┏━━

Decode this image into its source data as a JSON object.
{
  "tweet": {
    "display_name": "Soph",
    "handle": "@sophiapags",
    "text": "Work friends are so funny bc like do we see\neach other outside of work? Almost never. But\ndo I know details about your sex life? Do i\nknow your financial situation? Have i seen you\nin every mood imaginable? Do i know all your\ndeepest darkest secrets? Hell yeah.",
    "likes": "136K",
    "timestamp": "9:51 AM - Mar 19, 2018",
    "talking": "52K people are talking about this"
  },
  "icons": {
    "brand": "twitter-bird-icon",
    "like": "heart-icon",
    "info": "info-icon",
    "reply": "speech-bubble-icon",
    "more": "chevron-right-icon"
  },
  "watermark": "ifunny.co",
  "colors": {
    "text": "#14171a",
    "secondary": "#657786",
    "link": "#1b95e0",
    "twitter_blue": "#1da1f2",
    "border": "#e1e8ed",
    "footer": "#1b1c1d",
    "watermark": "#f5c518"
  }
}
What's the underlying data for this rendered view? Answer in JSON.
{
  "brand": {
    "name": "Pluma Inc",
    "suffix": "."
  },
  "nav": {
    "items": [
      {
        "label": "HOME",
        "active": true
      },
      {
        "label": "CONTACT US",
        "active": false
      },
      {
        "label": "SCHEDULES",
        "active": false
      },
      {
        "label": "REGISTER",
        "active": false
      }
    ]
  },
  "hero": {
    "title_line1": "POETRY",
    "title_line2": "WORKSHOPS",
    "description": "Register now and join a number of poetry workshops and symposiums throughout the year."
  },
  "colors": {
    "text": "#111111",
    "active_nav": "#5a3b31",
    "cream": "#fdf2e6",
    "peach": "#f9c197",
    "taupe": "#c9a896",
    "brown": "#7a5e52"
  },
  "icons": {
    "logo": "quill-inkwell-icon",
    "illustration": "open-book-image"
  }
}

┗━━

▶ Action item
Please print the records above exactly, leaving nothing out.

▶ Solution
Decode this image into its source data as a JSON object.
{
  "tweet": {
    "display_name": "Soph",
    "handle": "@sophiapags",
    "text": "Work friends are so funny bc like do we see\neach other outside of work? Almost never. But\ndo I know details about your sex life? Do i\nknow your financial situation? Have i seen you\nin every mood imaginable? Do i know all your\ndeepest darkest secrets? Hell yeah.",
    "likes": "136K",
    "timestamp": "9:51 AM - Mar 19, 2018",
    "talking": "52K people are talking about this"
  },
  "icons": {
    "brand": "twitter-bird-icon",
    "like": "heart-icon",
    "info": "info-icon",
    "reply": "speech-bubble-icon",
    "more": "chevron-right-icon"
  },
  "watermark": "ifunny.co",
  "colors": {
    "text": "#14171a",
    "secondary": "#657786",
    "link": "#1b95e0",
    "twitter_blue": "#1da1f2",
    "border": "#e1e8ed",
    "footer": "#1b1c1d",
    "watermark": "#f5c518"
  }
}
What's the underlying data for this rendered view? Answer in JSON.
{
  "brand": {
    "name": "Pluma Inc",
    "suffix": "."
  },
  "nav": {
    "items": [
      {
        "label": "HOME",
        "active": true
      },
      {
        "label": "CONTACT US",
        "active": false
      },
      {
        "label": "SCHEDULES",
        "active": false
      },
      {
        "label": "REGISTER",
        "active": false
      }
    ]
  },
  "hero": {
    "title_line1": "POETRY",
    "title_line2": "WORKSHOPS",
    "description": "Register now and join a number of poetry workshops and symposiums throughout the year."
  },
  "colors": {
    "text": "#111111",
    "active_nav": "#5a3b31",
    "cream": "#fdf2e6",
    "peach": "#f9c197",
    "taupe": "#c9a896",
    "brown": "#7a5e52"
  },
  "icons": {
    "logo": "quill-inkwell-icon",
    "illustration": "open-book-image"
  }
}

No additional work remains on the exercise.